##### Input records #####
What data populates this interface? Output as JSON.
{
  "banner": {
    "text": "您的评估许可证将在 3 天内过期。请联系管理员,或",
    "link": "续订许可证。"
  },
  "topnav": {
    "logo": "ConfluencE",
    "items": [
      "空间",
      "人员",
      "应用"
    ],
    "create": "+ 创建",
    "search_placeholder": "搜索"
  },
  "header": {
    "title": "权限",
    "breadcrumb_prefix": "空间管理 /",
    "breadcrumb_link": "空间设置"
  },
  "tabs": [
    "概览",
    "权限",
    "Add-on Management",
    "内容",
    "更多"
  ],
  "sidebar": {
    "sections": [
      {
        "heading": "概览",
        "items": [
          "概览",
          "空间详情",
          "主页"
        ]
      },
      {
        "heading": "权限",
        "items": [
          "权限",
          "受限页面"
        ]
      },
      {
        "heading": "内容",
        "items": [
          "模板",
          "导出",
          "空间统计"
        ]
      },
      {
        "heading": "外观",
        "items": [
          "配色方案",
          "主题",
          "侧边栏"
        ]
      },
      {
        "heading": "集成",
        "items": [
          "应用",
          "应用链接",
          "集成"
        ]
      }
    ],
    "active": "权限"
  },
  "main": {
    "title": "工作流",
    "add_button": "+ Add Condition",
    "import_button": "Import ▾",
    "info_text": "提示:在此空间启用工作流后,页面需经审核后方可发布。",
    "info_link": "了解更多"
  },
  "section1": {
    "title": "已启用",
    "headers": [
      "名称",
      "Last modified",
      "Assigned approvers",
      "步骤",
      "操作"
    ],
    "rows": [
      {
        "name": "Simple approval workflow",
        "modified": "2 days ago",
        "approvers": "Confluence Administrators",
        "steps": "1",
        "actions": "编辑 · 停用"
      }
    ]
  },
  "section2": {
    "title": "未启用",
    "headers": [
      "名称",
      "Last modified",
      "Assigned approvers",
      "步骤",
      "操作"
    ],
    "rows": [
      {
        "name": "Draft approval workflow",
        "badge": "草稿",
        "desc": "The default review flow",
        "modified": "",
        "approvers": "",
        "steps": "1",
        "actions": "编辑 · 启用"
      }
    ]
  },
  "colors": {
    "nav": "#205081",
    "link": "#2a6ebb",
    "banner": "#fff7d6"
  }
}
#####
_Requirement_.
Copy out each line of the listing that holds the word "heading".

_Reply to the exercise_.
        "heading": "概览",
        "heading": "权限",
        "heading": "内容",
        "heading": "外观",
        "heading": "集成",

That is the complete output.